Unfortunately, the fight prong of the fork is even harder, steely and sharply pointed. I accept a lot of the blame. My wrist hurts like hell no matter how much booze I guzzle. I’m also bummed about Chappy Hardy, my bon vivant buddy who died of a heart attack back in June at age 63. As his obit said, “Chappy was everybody’s friend in New Orleans,” and he’d been my friend for almost 40 years. Now it seems like I don’t know a soul in town.

While Muse runs off on her various Tours de Orleans, I mostly hang around the hotel napping and drinking. When she returns, I’m usually groggy or wasted or both. The few times I attempt to rendezvous with her quickly devolve into disastrous screaming matches. She gives me wrong directions. I get lost and pissed. When I finally  track her down, she complains I walk too fast, so I walk slower. Then she walks slower still. I slow down some more. She stops. I get pissed again.

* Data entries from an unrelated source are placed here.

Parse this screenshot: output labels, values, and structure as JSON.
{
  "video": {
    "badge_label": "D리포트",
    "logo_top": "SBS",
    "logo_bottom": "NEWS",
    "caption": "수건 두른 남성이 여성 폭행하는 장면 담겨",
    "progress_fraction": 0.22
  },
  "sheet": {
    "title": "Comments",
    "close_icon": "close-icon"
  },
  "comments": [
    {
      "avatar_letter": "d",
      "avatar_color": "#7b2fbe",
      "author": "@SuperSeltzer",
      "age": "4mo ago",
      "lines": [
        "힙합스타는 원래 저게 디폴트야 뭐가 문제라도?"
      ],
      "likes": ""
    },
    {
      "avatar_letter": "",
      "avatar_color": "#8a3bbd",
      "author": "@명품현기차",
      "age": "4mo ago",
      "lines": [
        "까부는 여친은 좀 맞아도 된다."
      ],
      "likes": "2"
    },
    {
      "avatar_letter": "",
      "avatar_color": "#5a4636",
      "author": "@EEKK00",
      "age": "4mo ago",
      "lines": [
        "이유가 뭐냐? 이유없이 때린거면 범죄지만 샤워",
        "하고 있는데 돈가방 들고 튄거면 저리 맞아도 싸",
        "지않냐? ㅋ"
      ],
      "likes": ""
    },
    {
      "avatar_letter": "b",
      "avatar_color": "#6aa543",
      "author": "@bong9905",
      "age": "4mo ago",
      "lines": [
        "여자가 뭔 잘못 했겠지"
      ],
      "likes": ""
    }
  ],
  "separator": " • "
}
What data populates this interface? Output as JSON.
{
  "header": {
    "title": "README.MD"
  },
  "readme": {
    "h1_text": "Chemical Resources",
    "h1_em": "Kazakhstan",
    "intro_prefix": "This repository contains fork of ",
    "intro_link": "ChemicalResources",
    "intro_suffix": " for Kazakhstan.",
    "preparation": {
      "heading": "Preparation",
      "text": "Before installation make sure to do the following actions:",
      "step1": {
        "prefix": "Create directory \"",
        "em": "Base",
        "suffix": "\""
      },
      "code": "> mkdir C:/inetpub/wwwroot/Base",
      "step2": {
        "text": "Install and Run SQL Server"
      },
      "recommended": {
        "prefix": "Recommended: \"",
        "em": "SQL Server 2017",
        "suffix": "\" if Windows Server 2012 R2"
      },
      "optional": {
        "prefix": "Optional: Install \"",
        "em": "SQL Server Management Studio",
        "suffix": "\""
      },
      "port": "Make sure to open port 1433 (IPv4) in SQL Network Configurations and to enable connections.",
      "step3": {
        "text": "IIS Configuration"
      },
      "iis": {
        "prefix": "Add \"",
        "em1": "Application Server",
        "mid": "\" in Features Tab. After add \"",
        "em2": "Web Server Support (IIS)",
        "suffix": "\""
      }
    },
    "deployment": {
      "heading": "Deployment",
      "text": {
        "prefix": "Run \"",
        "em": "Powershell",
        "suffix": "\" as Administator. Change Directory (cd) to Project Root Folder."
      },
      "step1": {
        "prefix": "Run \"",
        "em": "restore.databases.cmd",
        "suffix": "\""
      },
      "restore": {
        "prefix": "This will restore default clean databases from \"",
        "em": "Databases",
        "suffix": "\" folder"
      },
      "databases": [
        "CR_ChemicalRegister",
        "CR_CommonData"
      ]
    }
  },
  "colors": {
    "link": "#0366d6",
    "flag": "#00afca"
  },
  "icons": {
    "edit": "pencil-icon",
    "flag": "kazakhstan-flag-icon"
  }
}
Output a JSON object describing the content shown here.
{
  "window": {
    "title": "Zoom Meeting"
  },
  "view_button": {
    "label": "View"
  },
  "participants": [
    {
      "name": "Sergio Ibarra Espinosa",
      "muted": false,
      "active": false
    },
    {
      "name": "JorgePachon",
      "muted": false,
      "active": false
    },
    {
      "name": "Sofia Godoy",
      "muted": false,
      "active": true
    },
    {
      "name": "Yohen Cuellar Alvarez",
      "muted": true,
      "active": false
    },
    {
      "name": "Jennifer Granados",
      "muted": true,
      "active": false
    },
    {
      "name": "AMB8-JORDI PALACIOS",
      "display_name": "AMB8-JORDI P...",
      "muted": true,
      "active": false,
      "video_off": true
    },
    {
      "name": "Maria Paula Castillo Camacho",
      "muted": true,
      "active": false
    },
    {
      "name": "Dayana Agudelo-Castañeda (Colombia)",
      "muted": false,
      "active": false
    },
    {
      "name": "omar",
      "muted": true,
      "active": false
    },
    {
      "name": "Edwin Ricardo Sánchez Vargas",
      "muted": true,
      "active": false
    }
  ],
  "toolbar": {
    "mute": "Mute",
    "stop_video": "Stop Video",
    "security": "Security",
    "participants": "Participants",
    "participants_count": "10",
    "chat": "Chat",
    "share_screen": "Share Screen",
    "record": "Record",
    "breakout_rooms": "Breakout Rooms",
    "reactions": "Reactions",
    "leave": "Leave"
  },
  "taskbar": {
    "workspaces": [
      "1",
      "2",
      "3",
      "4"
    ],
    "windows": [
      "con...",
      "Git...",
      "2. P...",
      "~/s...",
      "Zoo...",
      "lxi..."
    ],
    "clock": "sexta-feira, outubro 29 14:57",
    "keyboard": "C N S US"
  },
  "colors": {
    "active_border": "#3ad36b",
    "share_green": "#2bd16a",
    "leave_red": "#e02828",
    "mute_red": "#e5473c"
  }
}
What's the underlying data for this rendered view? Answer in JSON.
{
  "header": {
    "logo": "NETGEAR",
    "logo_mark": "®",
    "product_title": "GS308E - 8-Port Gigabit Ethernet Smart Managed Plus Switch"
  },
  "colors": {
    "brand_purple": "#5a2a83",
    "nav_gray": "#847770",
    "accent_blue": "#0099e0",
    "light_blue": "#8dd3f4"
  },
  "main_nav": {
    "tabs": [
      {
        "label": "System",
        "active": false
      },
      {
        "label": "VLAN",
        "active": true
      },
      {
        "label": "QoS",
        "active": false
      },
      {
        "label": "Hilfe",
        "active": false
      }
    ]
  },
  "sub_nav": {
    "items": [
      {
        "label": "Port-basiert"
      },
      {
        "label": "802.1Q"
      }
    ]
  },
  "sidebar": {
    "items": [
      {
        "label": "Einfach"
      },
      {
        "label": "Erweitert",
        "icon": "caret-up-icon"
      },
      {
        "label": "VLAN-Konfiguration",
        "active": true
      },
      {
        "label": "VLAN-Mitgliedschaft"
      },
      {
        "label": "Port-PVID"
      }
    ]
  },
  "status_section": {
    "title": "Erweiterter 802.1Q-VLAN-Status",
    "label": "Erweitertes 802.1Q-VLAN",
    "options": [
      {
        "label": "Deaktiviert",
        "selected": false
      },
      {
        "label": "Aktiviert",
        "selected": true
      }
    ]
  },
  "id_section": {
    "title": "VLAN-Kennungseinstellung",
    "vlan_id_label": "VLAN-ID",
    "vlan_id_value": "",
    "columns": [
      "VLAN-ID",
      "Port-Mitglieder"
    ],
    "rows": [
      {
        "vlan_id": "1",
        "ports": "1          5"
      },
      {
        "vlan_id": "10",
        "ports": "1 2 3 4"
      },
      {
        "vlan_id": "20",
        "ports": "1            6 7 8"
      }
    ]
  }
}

Street performers in French Quarter

“This is just ridiculous!” I holler. “You’re like one of those goddamn mules I drove back in South Carolina.”

“And you are an impotent jackass!” she hollers back.


“I mean impatient.”





On Monday, my wrist feels slightly better and my mood brightens a lot. We eat a late lunch at Antoine’s. The place is virtually empty, but I don’t even put up a fuss while Muse inspects six adjacent dining rooms before deciding to be seated in the main room near the front door. I don’t care much for what Antoine’s claims to be the “original” oysters Rockefeller; it’s made with asparagus instead of spinach and there’s no Hollandaise sauce. But the spicy shrimp remoulade is vastly superior to anyone else’s.

“You are so happy because tomorrow I fly back,” Muse says over espresso.

“Aw, now, that’s not right,” I insist. “I’m just loving this food. Don’t you?”

“The decor of this room is nice,” she says, shrugging.

“Glad your majesty approves.”

“I think I figure out what is the problem with your man-o-pause..“

“Yeah? What’s that?”

“You can’t stand to be with a woman for more than twenty-four hours in a row.”


Photograph Captions and Credits: 1. Jackson Square (HH3) 2. Store sign in French Quarter 3. HH3 as beer seller (Muse) 4. Street performers in French Quarter (HH3)